Acrylic fridge magnet / free standing desk sign
The Home Guard (initially Local Defence Volunteers or LDV) was an armed citizen militia supporting the British Army during the Second World War. Operational from 1940 until 1944, the Home Guard was composed of 1.5 million local volunteers otherwise ineligible for military service, such as those too young or too old to join the regular armed services (regular military service was restricted to those aged 18 to 41) or those in reserved occupations. Excluding those already in the armed services, the civilian police or civil defence, approximately one in five men were volunteers. Their role was to act as a secondary defence force, in case of invasion by the forces of Nazi Germany and their allies.

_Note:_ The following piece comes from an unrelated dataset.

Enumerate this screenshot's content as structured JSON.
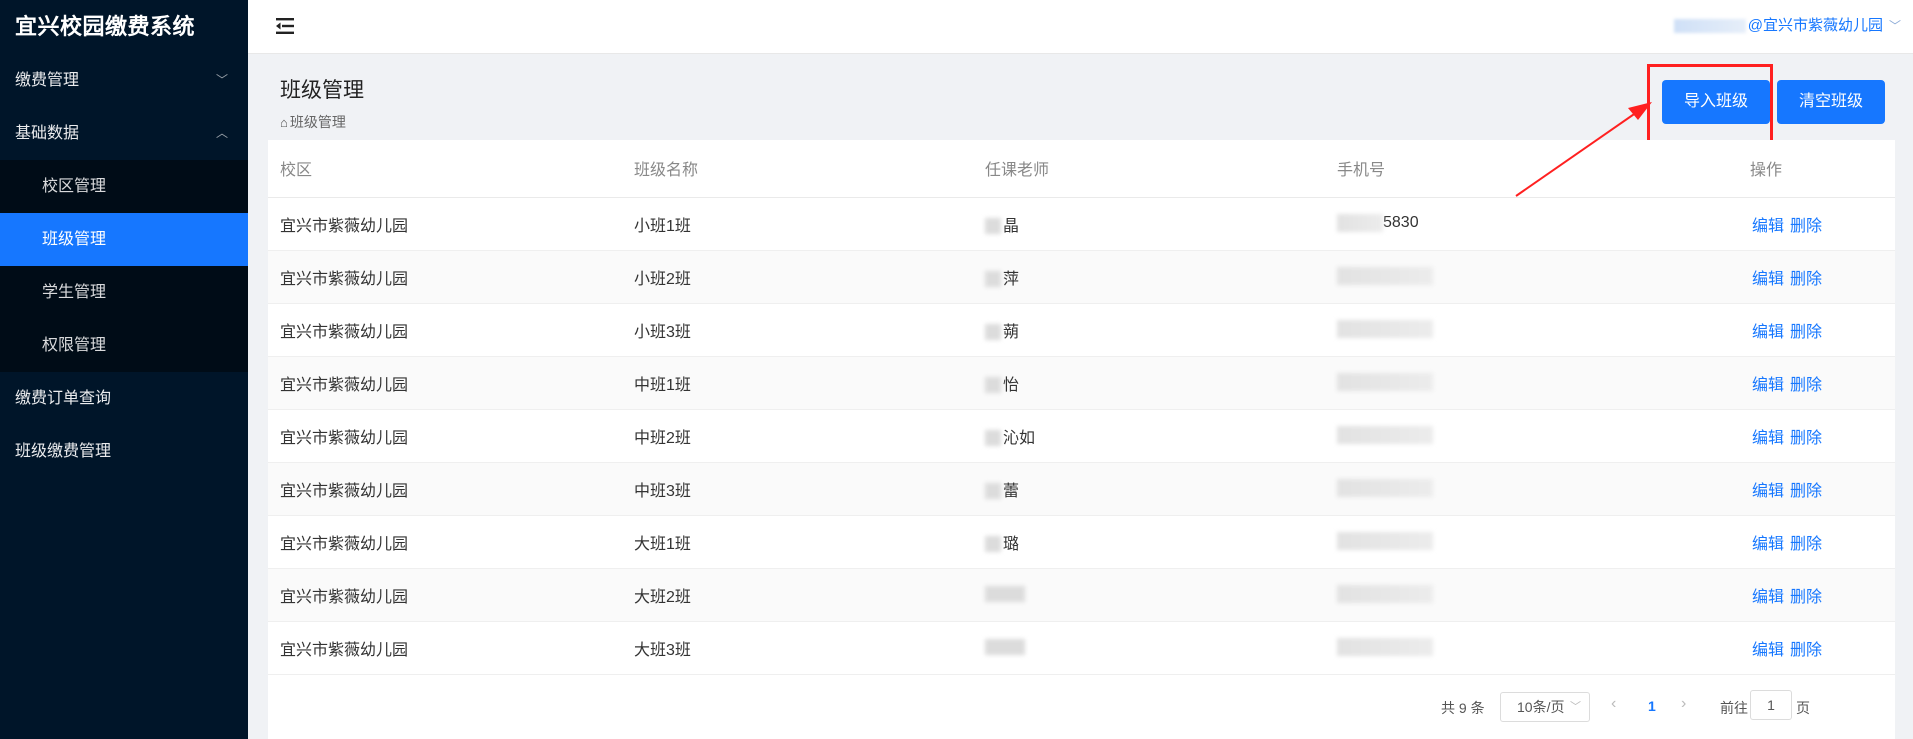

The Home Guard were to try to slow down the advance of the enemy, even by a few hours, in order to give the regular troops time to regroup, and also to defend key communications points and factories in rear areas against possible capture by paratroops or fifth columnists. A key purpose was to maintain control of the civilian population in the event of an invasion, forestalling panic and preventing communication routes from being blocked by refugees, thereby freeing the regular forces to fight the Germans. The Home Guard continued to man roadblocks and guard the coastal areas of the United Kingdom and other important places such as airfields, factories and explosives stores until late 1944 when they were stood down. They were finally disbanded on 31 December 1945, eight months after Germany's surrender. Men aged 17 to 65 could join, although the upper age limit was not strictly enforced. Service was unpaid but gave a chance for older or inexperienced soldiers to support the war effort.